Most of the conversation surrounding school shootings is about preparing for the next one, rather than about preventing the next one. However, the current generation of young students is actively participating in the gun control conversation as they watch their peers die senselessly in shooting after shooting. Shortly after the Parkland shooting, student survivors sprang to action and organized the March For Our Lives in Washington D.C., which inspired hundreds of sister marches throughout all fifty states. An estimated 800,000 people marched on our nation’s capital, bearing signs with messages like “enough is enough,” “let youth lead,” and “books not bullets” (Reilly). These student survivors have sparked a national movement, and it doesn’t seem like the conversation surrounding gun control will be fizzling out anytime soon––not as long as these students have a voice and support from adults with voting power (and soon enough, these students will be voting too).
The challenge, though, is transforming the conversation into action.

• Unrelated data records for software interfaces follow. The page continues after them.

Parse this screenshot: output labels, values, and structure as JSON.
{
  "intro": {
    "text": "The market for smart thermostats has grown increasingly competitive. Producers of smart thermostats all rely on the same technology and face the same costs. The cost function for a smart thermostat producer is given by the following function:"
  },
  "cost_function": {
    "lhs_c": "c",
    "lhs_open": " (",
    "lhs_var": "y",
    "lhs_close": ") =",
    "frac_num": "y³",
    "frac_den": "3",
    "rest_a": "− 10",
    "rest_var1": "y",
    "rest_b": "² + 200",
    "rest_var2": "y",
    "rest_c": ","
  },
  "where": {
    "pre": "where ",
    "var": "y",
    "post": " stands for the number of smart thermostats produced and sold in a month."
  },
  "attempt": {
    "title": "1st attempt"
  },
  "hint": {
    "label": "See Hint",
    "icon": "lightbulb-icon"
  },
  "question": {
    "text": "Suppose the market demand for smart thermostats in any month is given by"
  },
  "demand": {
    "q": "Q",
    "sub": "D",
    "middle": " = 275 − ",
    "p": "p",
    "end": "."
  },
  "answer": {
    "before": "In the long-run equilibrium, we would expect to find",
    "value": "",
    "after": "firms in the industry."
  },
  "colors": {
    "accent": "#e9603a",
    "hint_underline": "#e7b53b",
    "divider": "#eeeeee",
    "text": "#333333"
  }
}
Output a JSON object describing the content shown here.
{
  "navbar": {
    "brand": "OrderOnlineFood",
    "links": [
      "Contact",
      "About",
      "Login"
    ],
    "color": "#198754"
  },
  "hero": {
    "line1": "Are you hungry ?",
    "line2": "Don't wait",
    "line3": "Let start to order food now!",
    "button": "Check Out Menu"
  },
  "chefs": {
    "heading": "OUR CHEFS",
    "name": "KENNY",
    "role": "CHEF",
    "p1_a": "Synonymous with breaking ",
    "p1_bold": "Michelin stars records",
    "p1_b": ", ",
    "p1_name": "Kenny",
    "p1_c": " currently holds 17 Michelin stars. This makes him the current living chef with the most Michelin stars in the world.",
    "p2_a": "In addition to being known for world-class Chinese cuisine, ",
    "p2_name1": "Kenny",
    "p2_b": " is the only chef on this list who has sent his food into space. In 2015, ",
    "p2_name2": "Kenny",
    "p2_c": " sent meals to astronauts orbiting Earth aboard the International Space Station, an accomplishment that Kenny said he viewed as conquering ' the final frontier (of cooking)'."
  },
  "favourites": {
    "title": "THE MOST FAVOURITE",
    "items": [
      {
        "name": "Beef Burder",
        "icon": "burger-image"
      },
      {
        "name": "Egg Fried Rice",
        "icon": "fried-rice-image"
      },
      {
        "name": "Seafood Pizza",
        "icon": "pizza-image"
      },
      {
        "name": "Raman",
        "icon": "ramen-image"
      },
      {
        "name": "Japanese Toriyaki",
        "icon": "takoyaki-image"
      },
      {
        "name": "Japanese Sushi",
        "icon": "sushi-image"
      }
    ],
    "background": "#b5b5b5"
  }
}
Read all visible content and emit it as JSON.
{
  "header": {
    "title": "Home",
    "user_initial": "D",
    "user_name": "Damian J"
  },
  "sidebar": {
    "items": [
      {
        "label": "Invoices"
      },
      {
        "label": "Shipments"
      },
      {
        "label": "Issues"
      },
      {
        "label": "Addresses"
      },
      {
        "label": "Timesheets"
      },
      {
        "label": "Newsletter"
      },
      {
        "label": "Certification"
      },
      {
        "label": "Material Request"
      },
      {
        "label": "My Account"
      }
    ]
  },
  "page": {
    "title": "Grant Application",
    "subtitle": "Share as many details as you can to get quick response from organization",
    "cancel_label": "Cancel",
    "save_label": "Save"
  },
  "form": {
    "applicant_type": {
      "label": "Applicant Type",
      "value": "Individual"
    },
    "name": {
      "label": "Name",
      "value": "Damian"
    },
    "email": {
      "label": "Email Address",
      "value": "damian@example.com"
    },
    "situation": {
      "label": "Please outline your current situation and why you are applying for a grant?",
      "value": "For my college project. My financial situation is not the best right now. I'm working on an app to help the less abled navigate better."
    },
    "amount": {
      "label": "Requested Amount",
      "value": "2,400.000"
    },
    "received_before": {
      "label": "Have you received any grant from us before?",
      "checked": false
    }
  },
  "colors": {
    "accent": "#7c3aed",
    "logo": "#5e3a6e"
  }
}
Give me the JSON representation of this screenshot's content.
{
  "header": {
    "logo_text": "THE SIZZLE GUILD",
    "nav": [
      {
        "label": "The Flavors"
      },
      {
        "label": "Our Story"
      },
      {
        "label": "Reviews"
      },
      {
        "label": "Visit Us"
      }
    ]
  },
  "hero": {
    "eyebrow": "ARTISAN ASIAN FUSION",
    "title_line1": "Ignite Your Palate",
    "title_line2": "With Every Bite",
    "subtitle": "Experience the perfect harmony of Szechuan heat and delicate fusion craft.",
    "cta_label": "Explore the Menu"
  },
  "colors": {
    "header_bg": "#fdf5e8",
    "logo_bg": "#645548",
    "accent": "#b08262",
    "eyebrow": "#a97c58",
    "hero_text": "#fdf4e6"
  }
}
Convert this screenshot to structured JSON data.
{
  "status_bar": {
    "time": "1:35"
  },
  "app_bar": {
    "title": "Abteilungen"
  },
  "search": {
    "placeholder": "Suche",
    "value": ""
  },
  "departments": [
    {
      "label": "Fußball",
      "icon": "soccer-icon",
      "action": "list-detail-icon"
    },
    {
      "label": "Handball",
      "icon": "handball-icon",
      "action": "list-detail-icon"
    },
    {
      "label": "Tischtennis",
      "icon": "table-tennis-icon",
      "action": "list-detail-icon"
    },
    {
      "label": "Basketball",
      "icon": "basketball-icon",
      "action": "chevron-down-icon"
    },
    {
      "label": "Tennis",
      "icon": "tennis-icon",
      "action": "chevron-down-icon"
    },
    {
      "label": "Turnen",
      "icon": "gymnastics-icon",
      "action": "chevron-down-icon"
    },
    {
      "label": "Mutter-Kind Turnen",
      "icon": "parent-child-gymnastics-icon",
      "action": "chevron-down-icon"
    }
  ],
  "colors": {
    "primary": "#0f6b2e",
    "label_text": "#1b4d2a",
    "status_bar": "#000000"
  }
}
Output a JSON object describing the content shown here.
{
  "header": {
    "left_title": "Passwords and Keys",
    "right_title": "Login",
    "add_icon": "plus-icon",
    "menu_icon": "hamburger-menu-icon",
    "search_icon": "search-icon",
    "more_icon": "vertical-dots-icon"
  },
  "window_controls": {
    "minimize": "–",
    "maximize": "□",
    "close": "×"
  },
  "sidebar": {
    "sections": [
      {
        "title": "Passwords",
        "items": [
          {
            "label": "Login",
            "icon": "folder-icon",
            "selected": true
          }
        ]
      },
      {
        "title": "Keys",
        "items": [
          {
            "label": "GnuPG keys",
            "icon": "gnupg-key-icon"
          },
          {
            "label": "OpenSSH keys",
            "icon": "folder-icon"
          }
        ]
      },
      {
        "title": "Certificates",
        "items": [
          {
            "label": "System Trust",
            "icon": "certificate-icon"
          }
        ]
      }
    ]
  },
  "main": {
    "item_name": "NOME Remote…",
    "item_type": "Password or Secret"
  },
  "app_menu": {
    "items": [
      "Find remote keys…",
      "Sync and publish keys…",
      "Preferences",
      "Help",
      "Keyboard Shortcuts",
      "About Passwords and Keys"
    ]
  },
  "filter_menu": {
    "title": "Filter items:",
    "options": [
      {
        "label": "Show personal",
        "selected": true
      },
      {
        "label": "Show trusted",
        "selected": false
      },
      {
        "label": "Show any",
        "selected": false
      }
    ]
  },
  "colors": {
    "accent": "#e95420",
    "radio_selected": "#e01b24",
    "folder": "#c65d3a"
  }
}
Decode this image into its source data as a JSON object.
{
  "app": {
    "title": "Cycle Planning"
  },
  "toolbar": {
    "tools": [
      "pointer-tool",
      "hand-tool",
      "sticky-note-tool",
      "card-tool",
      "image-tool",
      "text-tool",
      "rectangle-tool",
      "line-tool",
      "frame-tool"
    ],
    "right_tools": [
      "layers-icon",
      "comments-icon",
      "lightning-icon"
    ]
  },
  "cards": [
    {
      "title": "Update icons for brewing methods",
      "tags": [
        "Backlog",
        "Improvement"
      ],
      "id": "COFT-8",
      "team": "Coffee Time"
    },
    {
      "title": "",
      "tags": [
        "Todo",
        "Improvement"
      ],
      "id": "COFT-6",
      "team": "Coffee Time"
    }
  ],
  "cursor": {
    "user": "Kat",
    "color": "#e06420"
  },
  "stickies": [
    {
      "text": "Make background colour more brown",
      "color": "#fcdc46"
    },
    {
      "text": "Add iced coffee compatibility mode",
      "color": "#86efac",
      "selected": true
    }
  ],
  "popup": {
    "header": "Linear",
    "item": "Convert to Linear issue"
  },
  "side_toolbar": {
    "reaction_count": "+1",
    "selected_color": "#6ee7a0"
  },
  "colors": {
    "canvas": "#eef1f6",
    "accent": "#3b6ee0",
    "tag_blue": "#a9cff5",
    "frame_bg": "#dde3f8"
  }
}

There are simple, common sense alternatives to arming teachers that can serve as solutions for preventing school shootings. Action will come when the government realizes that 270 school shootings is 270 too many and that the lives of children who are the future of our country are worth more than any gun.
Benjamin, Arlin James, and Brad J. Bushman. “The Weapons Effect.” Current Opinion in Psychology 19 (2018): 93-7. Web.
Collins, Julie, and Emily Swoveland. “The Impact of Gun Violence on Children, Families, & Communities.” Child Welfare League of America. Web. February 28, 2018
Gonzalez, Emma. “Stoneman Douglas student tells 60 Minutes why arming teachers is ‘stupid.’” Interview by Sharyn Alfonsi. 60 Minutes. CBS News. March 16. 2018. Web. March 27, 2018.
Meixler, Eli. “Teachers Are Using #ArmMeWith to Demand They be Armed With Supplies, Not Guns.” TIME Magazine. February 23, 2018. Web. March 27, 2018. http://time.com/5172245/armmewith-teachers-gun-control/.
Pearle, Lauren. “School Shootings Since Columbine: By the Numbers.” ABC News. February 12, 2016. Web. February 27, 2018
Reich, Kathleen, et al. “Children, youth, and gun violence: analysis and recommendations.” The Future of Children, Summer-Fall 2002, p. 5+. Academic OneFile,
Reilly, Katie. “Here’s the Size of the March For Our Lives Crowd in Washington.” Time. March 24, 2018. Web.
Strauss, Valerie. “Word for word: What everyone said when Trump met with students and parents to talk about guns.” Washington Post – Blogs. Feb 22, 2018. Web. Research Library Prep.
“Teachers Respond to Trump’s Push to Arm School Staff.” All Things Considered. NPR. 24 Feb. 2018. Web.
@realDonaldTrump.“I never said “give teachers guns” like was stated on Fake News @CNN & @NBC. What I said was to look at the possibility of giving “concealed guns to gun adept teachers with military or special training experience – only the best. 20% of teachers, a lot, would now be able to.” Twitter. 22 Feb. 2018, 7:26 a.m. Web.